Dataset records
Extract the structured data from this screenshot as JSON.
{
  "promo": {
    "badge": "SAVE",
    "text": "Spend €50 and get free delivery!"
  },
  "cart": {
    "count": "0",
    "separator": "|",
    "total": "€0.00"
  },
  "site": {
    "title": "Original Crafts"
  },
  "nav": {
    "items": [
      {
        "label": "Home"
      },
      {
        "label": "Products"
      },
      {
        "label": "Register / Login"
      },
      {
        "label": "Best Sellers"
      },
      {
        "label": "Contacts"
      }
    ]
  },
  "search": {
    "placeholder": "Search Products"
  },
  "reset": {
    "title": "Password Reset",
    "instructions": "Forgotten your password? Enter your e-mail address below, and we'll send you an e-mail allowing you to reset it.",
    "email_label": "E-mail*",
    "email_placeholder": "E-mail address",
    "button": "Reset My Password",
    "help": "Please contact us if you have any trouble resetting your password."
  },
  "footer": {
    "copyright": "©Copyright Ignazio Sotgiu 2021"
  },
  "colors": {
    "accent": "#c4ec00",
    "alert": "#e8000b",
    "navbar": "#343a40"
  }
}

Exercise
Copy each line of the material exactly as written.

Exercise output
Extract the structured data from this screenshot as JSON.
{
  "promo": {
    "badge": "SAVE",
    "text": "Spend €50 and get free delivery!"
  },
  "cart": {
    "count": "0",
    "separator": "|",
    "total": "€0.00"
  },
  "site": {
    "title": "Original Crafts"
  },
  "nav": {
    "items": [
      {
        "label": "Home"
      },
      {
        "label": "Products"
      },
      {
        "label": "Register / Login"
      },
      {
        "label": "Best Sellers"
      },
      {
        "label": "Contacts"
      }
    ]
  },
  "search": {
    "placeholder": "Search Products"
  },
  "reset": {
    "title": "Password Reset",
    "instructions": "Forgotten your password? Enter your e-mail address below, and we'll send you an e-mail allowing you to reset it.",
    "email_label": "E-mail*",
    "email_placeholder": "E-mail address",
    "button": "Reset My Password",
    "help": "Please contact us if you have any trouble resetting your password."
  },
  "footer": {
    "copyright": "©Copyright Ignazio Sotgiu 2021"
  },
  "colors": {
    "accent": "#c4ec00",
    "alert": "#e8000b",
    "navbar": "#343a40"
  }
}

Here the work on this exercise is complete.